Perhaps, because of our nature as social animals, we human beings long to know whether or not we are alone in the universe. While the score has yet to be settled, a leading astronomer has recently concluded that advanced civilizations are either incredibly scarce or worse, non-existent.
According to the Fermi paradox, the universe should be crawling with intelligent life; yet, they remain nowhere to be found. The most recent revelation to suggest we are alone comes from sensitive telescopes, which are designed to detect waste emitted by galaxies that could only be produced by intelligent life.
Scientists rank how technologically advanced a civilization is according to types. As an advanced technology grows, its demand for energy increases. A type one civilization harnesses some of its energy from a neighboring star, a type two civilization harnesses all of its energy from a neighboring star and a type three civilization harnesses energy from its entire galaxy.
Scanning the abyss
While searching for intelligent extraterrestrial life, Professor Michael Garrett, scientific director of Astron, the Netherlands Institute for Radio Astronomy, was keen on finding a type three civilization. In particular, Dr. Garrett was seeking to detect signals from the mid-infrared part of the spectrum, which could only be produced by an advanced civilization harnessing energy on a galactic scale.
Our civilization is a type zero civilization, meaning, we harness energy from the planet itself. The leap from a type zero civilization to a type one civilization carries the most risk. In an effort to colonize the planet, civilization could teeter on the brink of self-destruction in the process.
A type three civilization can most likely travel long distances across the landscape of space and time. Consequently, a team of astronomers, led by Dr. James Wright from Penn State, contrived a list of nearly 100,000 neighboring galaxies that are likely to be home to type three civilizations.
The abyss stares back in silence
Unfortunately, the researchers found no signs of type three civilizations among neighboring galaxies. Most of the energy emitted by the galaxies could be accounted for by purely natural processes. Specifically, the energy emitted by the galaxies was attributed to dust and heat triggered by star formation. Apart from our own pocket of the universe, the rest of the cosmos seems to be devoid of intelligent life.
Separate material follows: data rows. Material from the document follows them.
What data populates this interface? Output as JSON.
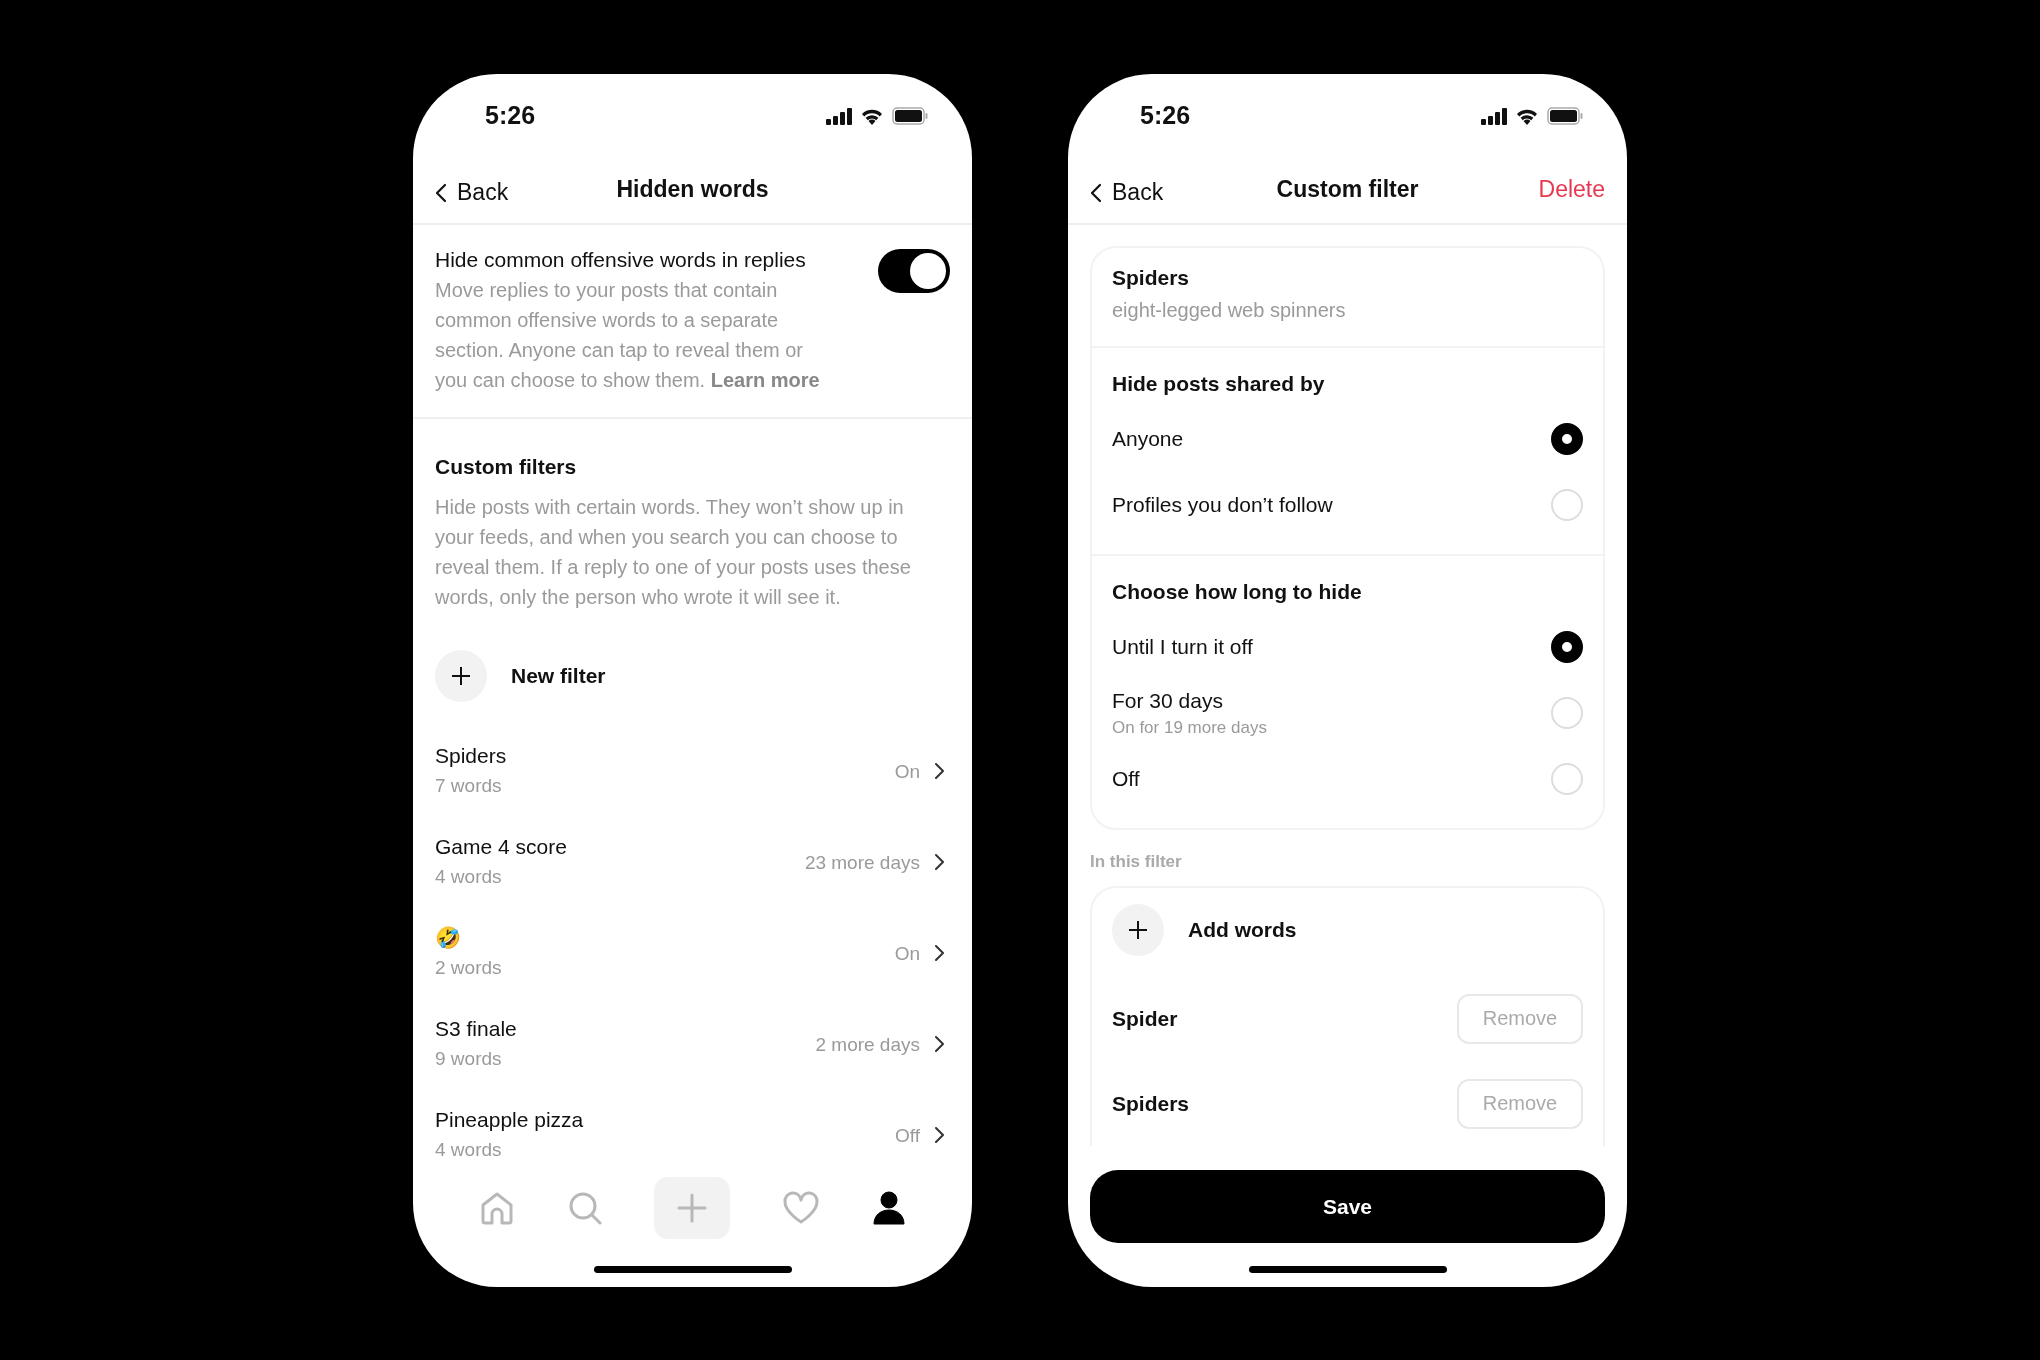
{
  "hidden_words_screen": {
    "status_bar": {
      "time": "5:26"
    },
    "nav": {
      "back": "Back",
      "title": "Hidden words"
    },
    "offensive_words": {
      "title": "Hide common offensive words in replies",
      "description": "Move replies to your posts that contain common offensive words to a separate section. Anyone can tap to reveal them or you can choose to show them.",
      "link": "Learn more",
      "on": true
    },
    "custom_filters": {
      "title": "Custom filters",
      "description": "Hide posts with certain words. They won’t show up in your feeds, and when you search you can choose to reveal them. If a reply to one of your posts uses these words, only the person who wrote it will see it.",
      "new_filter": "New filter",
      "filters": [
        {
          "name": "Spiders",
          "count": "7 words",
          "status": "On"
        },
        {
          "name": "Game 4 score",
          "count": "4 words",
          "status": "23 more days"
        },
        {
          "name": "🤣",
          "count": "2 words",
          "status": "On"
        },
        {
          "name": "S3 finale",
          "count": "9 words",
          "status": "2 more days"
        },
        {
          "name": "Pineapple pizza",
          "count": "4 words",
          "status": "Off"
        }
      ]
    },
    "tab_bar": [
      {
        "kind": "home",
        "selected": false
      },
      {
        "kind": "search",
        "selected": false
      },
      {
        "kind": "create",
        "selected": false
      },
      {
        "kind": "activity",
        "selected": false
      },
      {
        "kind": "profile",
        "selected": true
      }
    ]
  },
  "custom_filter_screen": {
    "status_bar": {
      "time": "5:26"
    },
    "nav": {
      "back": "Back",
      "title": "Custom filter",
      "action": "Delete"
    },
    "filter": {
      "name": "Spiders",
      "description": "eight-legged web spinners"
    },
    "shared_by": {
      "title": "Hide posts shared by",
      "options": [
        {
          "label": "Anyone",
          "selected": true
        },
        {
          "label": "Profiles you don’t follow",
          "selected": false
        }
      ]
    },
    "duration": {
      "title": "Choose how long to hide",
      "options": [
        {
          "label": "Until I turn it off",
          "selected": true
        },
        {
          "label": "For 30 days",
          "sublabel": "On for 19 more days",
          "selected": false
        },
        {
          "label": "Off",
          "selected": false
        }
      ]
    },
    "words_section": {
      "label": "In this filter",
      "add": "Add words",
      "words": [
        {
          "word": "Spider",
          "action": "Remove"
        },
        {
          "word": "Spiders",
          "action": "Remove"
        }
      ]
    },
    "save": "Save"
  }
}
“It’s not what we would predict from the physical laws that explain so well the rest of the physical universe. We’re missing an important part of the jigsaw puzzle here,” Dr. Garrett told sources.
This isn’t the first time such an endeavor to find extraterrestrial intelligent life has been contrived. Earlier this year, research scientists from The Open University devised a similar scheme to find traces of extraterrestrial life.
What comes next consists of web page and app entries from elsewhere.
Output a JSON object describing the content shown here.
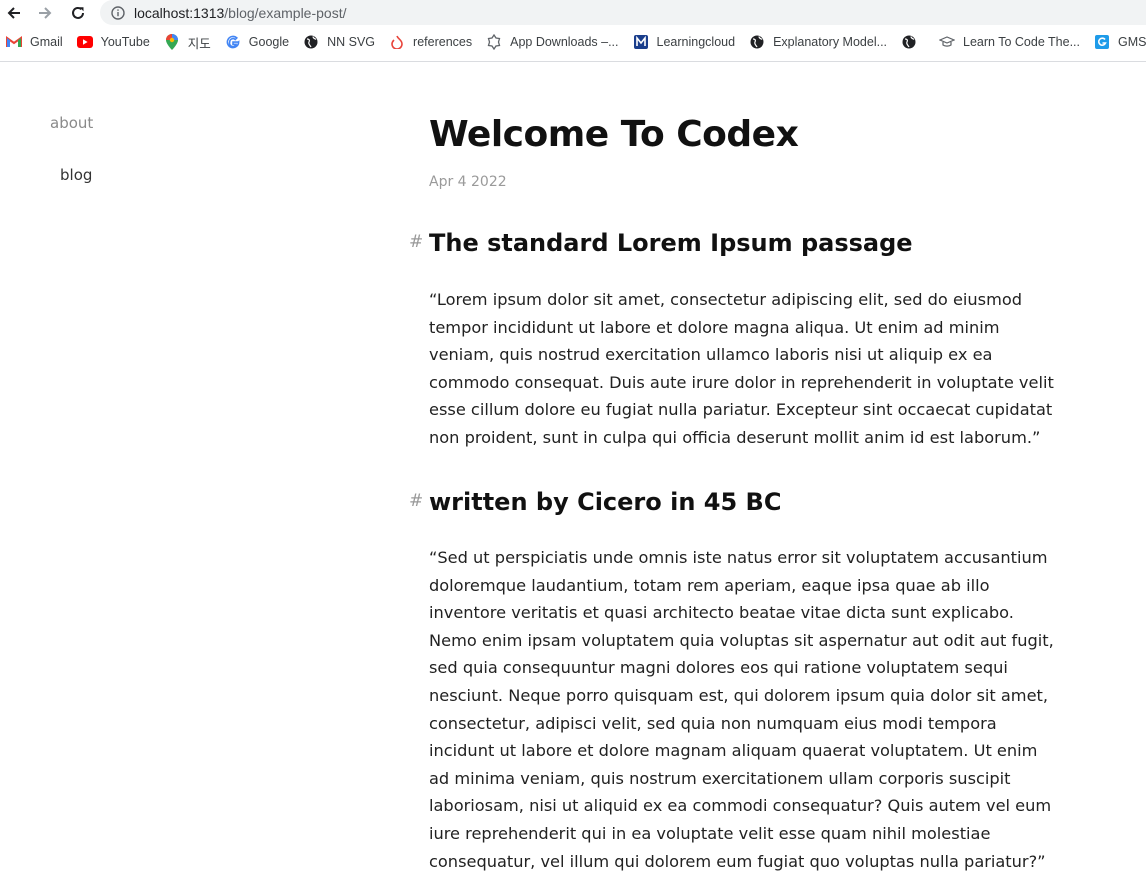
{
  "browser": {
    "url_host": "localhost:1313",
    "url_path": "/blog/example-post/",
    "bookmarks": [
      {
        "label": "Gmail",
        "icon": "gmail-icon"
      },
      {
        "label": "YouTube",
        "icon": "youtube-icon"
      },
      {
        "label": "지도",
        "icon": "maps-icon"
      },
      {
        "label": "Google",
        "icon": "google-icon"
      },
      {
        "label": "NN SVG",
        "icon": "globe-icon"
      },
      {
        "label": "references",
        "icon": "references-icon"
      },
      {
        "label": "App Downloads –...",
        "icon": "app-downloads-icon"
      },
      {
        "label": "Learningcloud",
        "icon": "learningcloud-icon"
      },
      {
        "label": "Explanatory Model...",
        "icon": "globe-icon"
      },
      {
        "label": "",
        "icon": "globe-icon"
      },
      {
        "label": "Learn To Code The...",
        "icon": "graduation-cap-icon"
      },
      {
        "label": "GMS_(",
        "icon": "gms-icon"
      }
    ]
  },
  "nav": {
    "about": "about",
    "blog": "blog"
  },
  "post": {
    "title": "Welcome To Codex",
    "date": "Apr 4 2022",
    "sections": [
      {
        "anchor": "#",
        "heading": "The standard Lorem Ipsum passage",
        "text": "“Lorem ipsum dolor sit amet, consectetur adipiscing elit, sed do eiusmod tempor incididunt ut labore et dolore magna aliqua. Ut enim ad minim veniam, quis nostrud exercitation ullamco laboris nisi ut aliquip ex ea commodo consequat. Duis aute irure dolor in reprehenderit in voluptate velit esse cillum dolore eu fugiat nulla pariatur. Excepteur sint occaecat cupidatat non proident, sunt in culpa qui officia deserunt mollit anim id est laborum.”"
      },
      {
        "anchor": "#",
        "heading": "written by Cicero in 45 BC",
        "text": "“Sed ut perspiciatis unde omnis iste natus error sit voluptatem accusantium doloremque laudantium, totam rem aperiam, eaque ipsa quae ab illo inventore veritatis et quasi architecto beatae vitae dicta sunt explicabo. Nemo enim ipsam voluptatem quia voluptas sit aspernatur aut odit aut fugit, sed quia consequuntur magni dolores eos qui ratione voluptatem sequi nesciunt. Neque porro quisquam est, qui dolorem ipsum quia dolor sit amet, consectetur, adipisci velit, sed quia non numquam eius modi tempora incidunt ut labore et dolore magnam aliquam quaerat voluptatem. Ut enim ad minima veniam, quis nostrum exercitationem ullam corporis suscipit laboriosam, nisi ut aliquid ex ea commodi consequatur? Quis autem vel eum iure reprehenderit qui in ea voluptate velit esse quam nihil molestiae consequatur, vel illum qui dolorem eum fugiat quo voluptas nulla pariatur?”"
      }
    ]
  }
}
In their paper, “Observational Signatures of Self-Destructive Civilizations,” the team argues that intelligent life dotted throughout the universe would develop technologies similar to our own, including nuclear weapons. In the event of self-annihilation, remnants of a lost civilization from a galaxy far, far away should be detectable by telescopes on Earth.
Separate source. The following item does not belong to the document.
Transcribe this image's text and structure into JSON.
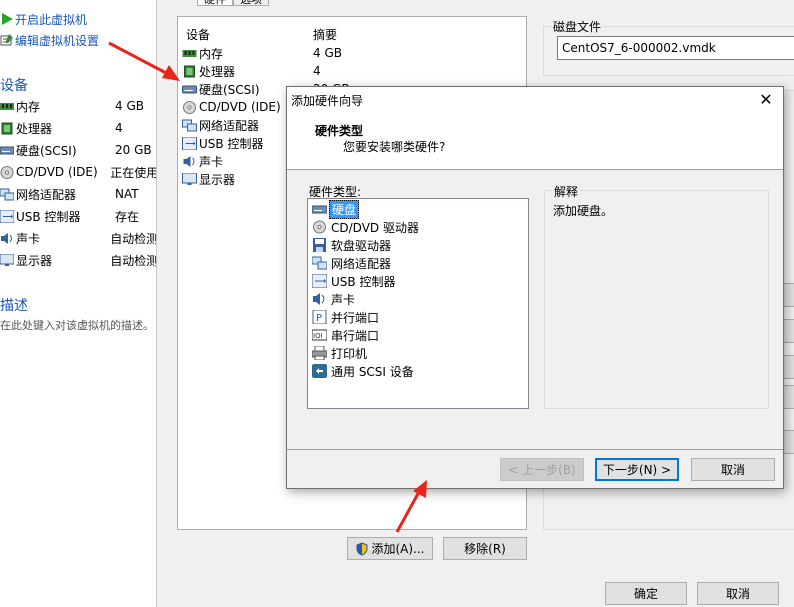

The results of the study don’t rule out the possibility that lower forms of life exist. Surely, type one and type two civilizations may very well be out there. However, the research suggests that intelligent extraterrestrial life may self-destruct before they even get the chance to advance to a type three civilization.
Scientists face the same challenge searching for aliens as theologians do, searching for God. If extraterrestrial life does exist, then these creatures have definitely taken great strides to make its existence hidden from us.
Meanwhile, our own echoes into the void continue to be met with silence.